-------- DATASET RECORDS

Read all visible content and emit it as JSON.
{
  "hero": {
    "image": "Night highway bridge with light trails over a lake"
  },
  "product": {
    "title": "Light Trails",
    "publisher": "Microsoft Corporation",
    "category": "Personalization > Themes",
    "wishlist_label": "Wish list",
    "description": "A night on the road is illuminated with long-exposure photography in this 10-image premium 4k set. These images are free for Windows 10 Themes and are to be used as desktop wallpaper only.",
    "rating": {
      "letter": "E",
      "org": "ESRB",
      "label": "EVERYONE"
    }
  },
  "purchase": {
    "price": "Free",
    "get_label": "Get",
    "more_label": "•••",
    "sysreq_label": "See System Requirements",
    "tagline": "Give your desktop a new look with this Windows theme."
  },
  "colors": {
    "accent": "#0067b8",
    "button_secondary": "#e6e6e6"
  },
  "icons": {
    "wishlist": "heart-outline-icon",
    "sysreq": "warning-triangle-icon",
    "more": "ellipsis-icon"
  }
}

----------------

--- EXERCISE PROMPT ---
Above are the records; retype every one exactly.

--- WRITTEN RESPONSE ---
Read all visible content and emit it as JSON.
{
  "hero": {
    "image": "Night highway bridge with light trails over a lake"
  },
  "product": {
    "title": "Light Trails",
    "publisher": "Microsoft Corporation",
    "category": "Personalization > Themes",
    "wishlist_label": "Wish list",
    "description": "A night on the road is illuminated with long-exposure photography in this 10-image premium 4k set. These images are free for Windows 10 Themes and are to be used as desktop wallpaper only.",
    "rating": {
      "letter": "E",
      "org": "ESRB",
      "label": "EVERYONE"
    }
  },
  "purchase": {
    "price": "Free",
    "get_label": "Get",
    "more_label": "•••",
    "sysreq_label": "See System Requirements",
    "tagline": "Give your desktop a new look with this Windows theme."
  },
  "colors": {
    "accent": "#0067b8",
    "button_secondary": "#e6e6e6"
  },
  "icons": {
    "wishlist": "heart-outline-icon",
    "sysreq": "warning-triangle-icon",
    "more": "ellipsis-icon"
  }
}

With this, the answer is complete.